|International Classification||G11B17/24, B65G49/07, H01L21/687, B65G47/90, B65G47/80, C23C14/56|
|Cooperative Classification||Y10S414/139, Y10S414/141, H01L21/68707, C23C14/56|
|European Classification||C23C14/56, H01L21/687G|
|Jun 28, 1994||AS||Assignment|
Owner name: LEYBOLD AKTIENGESELLSCHAFT, GERMANY
Free format text: ASSIGNMENT OF ASSIGNORS INTEREST;ASSIGNOR:KEMPF, STEFAN;REEL/FRAME:007069/0519
Effective date: 19940620
|Mar 4, 1997||AS||Assignment|
Owner name: BALZERS UND LEYBOLD DEUTSCHLAND HOLDING AKTIENGESE
Free format text: CHANGE OF NAME;ASSIGNOR:LEYBOLD AKTIENGESELLSCHAFT;REEL/FRAME:008447/0925
Effective date: 19960821
|Feb 11, 1999||FPAY||Fee payment|
Year of fee payment: 4
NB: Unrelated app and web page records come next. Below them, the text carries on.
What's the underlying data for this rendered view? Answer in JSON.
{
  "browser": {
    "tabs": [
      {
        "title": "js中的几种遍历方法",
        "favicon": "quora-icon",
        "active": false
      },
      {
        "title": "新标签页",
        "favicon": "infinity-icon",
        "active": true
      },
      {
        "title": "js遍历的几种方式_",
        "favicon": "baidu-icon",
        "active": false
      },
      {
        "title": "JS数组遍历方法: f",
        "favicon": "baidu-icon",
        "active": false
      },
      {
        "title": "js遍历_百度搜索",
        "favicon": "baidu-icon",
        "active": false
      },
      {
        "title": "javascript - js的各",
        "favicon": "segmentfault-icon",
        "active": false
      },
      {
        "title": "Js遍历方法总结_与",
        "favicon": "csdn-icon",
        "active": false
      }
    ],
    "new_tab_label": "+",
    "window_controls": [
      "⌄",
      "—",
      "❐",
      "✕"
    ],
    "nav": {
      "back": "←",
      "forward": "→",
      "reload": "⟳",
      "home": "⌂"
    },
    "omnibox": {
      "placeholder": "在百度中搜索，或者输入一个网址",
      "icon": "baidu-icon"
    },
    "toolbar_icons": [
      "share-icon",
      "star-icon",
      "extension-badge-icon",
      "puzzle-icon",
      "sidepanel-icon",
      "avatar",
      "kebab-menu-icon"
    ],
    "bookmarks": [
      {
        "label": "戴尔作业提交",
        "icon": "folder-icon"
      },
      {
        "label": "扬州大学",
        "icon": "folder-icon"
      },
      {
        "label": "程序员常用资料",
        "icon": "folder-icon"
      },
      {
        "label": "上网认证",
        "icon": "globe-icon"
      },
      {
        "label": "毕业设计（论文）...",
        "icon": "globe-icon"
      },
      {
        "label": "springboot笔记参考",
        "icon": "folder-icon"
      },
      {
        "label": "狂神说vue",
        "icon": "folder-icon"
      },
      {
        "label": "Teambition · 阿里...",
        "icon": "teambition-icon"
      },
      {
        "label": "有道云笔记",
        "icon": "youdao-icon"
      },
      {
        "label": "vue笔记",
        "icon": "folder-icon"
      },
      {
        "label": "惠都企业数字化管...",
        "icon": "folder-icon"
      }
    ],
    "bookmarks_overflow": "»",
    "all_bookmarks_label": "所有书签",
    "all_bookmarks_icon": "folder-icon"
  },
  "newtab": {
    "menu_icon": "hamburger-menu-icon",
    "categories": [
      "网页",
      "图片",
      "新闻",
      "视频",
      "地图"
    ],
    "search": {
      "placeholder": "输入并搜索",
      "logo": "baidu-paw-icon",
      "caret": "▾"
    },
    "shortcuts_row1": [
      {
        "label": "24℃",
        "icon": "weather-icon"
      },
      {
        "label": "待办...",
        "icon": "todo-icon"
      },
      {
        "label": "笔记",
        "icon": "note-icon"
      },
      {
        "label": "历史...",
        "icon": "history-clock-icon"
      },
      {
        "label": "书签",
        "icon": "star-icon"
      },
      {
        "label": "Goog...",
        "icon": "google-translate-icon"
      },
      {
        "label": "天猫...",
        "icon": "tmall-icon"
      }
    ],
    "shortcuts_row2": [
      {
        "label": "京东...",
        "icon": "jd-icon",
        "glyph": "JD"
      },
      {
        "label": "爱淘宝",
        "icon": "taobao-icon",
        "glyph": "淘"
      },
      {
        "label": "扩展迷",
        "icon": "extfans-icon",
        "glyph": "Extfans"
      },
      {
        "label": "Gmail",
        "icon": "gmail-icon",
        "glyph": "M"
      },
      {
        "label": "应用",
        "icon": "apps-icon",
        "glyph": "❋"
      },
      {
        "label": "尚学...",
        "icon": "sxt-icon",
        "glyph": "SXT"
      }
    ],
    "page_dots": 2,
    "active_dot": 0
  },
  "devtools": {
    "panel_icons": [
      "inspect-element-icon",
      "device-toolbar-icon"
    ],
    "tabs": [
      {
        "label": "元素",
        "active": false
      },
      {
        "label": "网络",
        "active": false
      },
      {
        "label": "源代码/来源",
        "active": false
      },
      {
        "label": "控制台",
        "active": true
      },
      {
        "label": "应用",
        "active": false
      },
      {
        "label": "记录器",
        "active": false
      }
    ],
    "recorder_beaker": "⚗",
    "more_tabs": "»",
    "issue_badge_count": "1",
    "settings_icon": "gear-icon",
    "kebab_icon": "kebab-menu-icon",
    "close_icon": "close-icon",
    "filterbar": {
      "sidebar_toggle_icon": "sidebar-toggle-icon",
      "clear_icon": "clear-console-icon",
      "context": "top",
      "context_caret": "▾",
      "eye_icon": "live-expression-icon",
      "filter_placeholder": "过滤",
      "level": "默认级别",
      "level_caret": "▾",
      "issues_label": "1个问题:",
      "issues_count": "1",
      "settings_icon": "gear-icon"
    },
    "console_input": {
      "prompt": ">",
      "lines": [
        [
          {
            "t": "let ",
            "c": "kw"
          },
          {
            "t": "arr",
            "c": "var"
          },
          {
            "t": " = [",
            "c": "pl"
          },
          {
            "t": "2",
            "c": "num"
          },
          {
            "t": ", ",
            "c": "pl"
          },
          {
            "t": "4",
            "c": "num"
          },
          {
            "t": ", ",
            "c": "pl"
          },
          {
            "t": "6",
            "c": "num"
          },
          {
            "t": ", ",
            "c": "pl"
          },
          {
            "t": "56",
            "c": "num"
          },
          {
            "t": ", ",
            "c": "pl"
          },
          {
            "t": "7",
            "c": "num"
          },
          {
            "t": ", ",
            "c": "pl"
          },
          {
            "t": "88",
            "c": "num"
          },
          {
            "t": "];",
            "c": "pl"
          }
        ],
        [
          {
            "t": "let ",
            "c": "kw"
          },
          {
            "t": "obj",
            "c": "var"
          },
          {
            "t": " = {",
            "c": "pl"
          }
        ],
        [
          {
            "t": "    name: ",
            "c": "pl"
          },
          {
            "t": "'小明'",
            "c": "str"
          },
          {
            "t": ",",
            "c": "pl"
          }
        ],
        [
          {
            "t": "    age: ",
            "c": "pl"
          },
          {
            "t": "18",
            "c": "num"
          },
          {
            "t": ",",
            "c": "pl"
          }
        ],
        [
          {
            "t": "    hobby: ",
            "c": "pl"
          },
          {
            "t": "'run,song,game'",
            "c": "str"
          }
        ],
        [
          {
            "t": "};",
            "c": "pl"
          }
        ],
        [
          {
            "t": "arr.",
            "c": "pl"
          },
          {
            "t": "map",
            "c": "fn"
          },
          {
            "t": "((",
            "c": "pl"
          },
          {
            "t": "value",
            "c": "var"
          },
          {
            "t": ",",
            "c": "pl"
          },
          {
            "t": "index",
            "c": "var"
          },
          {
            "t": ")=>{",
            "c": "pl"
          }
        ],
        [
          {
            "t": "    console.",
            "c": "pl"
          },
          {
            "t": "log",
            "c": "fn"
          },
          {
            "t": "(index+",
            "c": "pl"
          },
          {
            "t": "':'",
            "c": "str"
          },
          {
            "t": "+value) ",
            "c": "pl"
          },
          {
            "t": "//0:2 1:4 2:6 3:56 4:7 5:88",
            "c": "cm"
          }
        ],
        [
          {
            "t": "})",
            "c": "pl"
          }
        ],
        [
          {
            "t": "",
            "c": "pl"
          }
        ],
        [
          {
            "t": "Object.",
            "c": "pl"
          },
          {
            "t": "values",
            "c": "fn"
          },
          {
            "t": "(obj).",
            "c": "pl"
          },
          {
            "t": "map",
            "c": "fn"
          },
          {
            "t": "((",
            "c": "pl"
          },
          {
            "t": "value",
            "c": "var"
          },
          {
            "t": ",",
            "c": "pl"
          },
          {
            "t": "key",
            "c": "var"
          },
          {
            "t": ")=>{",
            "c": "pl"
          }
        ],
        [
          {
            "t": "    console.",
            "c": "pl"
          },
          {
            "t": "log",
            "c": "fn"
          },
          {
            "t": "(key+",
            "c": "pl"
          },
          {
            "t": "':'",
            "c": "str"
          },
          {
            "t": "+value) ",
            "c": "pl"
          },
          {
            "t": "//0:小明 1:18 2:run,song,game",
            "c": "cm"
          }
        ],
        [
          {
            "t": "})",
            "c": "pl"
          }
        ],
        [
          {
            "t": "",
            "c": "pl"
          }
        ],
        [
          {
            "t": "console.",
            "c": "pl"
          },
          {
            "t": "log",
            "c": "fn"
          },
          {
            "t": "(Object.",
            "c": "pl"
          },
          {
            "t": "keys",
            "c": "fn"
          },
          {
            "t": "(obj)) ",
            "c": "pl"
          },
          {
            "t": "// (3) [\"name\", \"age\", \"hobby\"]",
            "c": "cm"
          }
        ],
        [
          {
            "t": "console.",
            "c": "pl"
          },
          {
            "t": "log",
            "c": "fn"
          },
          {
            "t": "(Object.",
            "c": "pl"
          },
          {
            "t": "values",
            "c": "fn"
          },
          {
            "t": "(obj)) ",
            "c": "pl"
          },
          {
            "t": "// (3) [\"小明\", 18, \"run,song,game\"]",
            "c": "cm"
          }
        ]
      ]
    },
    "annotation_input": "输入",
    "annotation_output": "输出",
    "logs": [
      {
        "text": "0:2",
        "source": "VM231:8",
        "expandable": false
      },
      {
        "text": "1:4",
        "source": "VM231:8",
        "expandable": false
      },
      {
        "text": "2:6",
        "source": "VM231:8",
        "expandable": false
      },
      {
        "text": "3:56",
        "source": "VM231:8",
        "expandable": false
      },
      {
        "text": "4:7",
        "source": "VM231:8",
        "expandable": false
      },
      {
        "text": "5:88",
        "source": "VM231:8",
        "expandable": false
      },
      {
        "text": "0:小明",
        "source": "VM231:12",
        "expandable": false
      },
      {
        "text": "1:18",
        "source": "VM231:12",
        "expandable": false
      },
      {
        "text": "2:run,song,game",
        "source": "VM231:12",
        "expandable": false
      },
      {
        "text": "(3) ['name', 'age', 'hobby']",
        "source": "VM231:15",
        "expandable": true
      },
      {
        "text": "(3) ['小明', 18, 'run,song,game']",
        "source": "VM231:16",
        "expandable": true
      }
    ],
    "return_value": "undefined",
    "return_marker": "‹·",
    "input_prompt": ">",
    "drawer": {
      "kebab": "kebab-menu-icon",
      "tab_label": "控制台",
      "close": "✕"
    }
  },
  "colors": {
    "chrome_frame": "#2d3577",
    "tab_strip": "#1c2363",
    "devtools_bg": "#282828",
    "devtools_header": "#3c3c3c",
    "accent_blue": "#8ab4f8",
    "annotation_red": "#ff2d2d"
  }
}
|Apr 9, 2003||REMI||Maintenance fee reminder mailed|
|Sep 19, 2003||LAPS||Lapse for failure to pay maintenance fees|
|Nov 18, 2003||FP||Expired due to failure to pay maintenance fee|
Effective date: 20030919